According to Professor N. Dharmarajan, book translation is not merely the act of transferring content from a source to a target language, but it is more about sharing the joy and beauty of the original content. It is about the attempt to allow the reader to experience pleasure and fulfillment in reading the original text in his or her own language. Professor Dharmarajan is an English professor who hails from Sivaganga, a town in the Indian State of Tamil Nadu.
For anyone familiar with the ebook, “The Art of Empathy: Celebrating Literature in Translation” published by the National Editorial Association, its Director of Literature, Amy Stolls had this to say, “Translation is an art. It takes a great deal of creativity and patience to do it well, not to mention a deep knowledge of a writer’s language, place, and oeuvre.”
This is also what Professor Dharmarajan had been doing for the past 56 years. In those years, he was able to translate 50 short stories and 120 books into Tamil.
Sharing the pleasure and enjoyment
The professor recalled that when a book made him fulfilled and restless, the emotions he felt compelled him to think of a way to share it with others. He thought that it would be great if readers who have no knowledge of English could benefit from having the book translated.
He felt so much joy when he read the translations of the works of Walt Whitman, Moliere, Dante and Victor Hugo by Suddhananda Bharati. In the 1960s he often visited West Masi Street in Madurai, Tamil Nadu so he could meet writer Raghunathan and S. Ramakrishnan, a very popular Tamil writer. They opened his eyes to a far larger scope of knowledge.
The first translation he did was in 1958 when he translated “The Worker Blows the Bugle” by Sean O’Casey, an Irish playwright. It was translated as “Uzhaippaliyin Sanganatham” and appeared in the Tamil-language newspaper, Janasakthi.
Books by Tolstoy
One of Professor Dharmarajan’s most remarkable works was the translation of all the works of Leo Tolstoy into Tamil. The only Tolstoy book that he did not translate was “War and Peace.” For him it was a special experience and might have been the reason why he worked full time as a translator in Moscow for a time.
He did not find it hard to translate works from another culture because for him human behavior, problems and feelings are universal, although the characters and the venues might be different. He did encounter some difficulties when translating the works into Tamil because there were times when the original texts did not have the corresponding words. His workaround was to introduce new words into the Tamil lexicon.
Viable business today

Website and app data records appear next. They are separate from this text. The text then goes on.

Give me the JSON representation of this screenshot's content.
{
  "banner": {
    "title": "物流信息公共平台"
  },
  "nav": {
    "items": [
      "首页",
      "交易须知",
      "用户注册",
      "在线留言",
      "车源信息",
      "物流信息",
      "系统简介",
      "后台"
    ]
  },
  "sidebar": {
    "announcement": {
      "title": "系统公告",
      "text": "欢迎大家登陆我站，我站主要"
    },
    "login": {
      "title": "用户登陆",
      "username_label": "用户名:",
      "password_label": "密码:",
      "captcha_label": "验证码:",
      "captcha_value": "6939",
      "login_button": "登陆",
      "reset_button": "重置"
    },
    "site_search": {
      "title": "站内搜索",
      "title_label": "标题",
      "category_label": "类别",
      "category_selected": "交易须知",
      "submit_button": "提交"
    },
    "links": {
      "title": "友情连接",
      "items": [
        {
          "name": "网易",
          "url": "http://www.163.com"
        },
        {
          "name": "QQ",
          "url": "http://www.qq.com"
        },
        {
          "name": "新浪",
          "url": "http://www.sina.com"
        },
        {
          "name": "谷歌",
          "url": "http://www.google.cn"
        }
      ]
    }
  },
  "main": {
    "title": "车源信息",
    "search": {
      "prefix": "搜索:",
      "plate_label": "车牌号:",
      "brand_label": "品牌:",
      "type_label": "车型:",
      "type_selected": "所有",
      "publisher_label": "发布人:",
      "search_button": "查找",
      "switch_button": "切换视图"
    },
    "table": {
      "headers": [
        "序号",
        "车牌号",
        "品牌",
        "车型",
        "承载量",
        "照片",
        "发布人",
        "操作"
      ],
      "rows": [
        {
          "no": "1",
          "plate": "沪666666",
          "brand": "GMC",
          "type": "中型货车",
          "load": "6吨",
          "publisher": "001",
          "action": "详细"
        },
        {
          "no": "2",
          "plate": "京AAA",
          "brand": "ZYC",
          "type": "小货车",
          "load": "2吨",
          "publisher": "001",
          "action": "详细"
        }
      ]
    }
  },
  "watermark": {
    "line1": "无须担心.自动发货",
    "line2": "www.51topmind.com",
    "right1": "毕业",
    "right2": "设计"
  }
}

In 2010 it was reported that Tamil-translated literary works accounted for about 20 percent of all the books published annually by Tamil publishing companies. Most of them have employed in-house translators and freelancers to work on translating not only foreign-language materials but also those published in other Indian languages. Publishers in Tamil Nadu are more conscientious about securing publishing rights from authors today.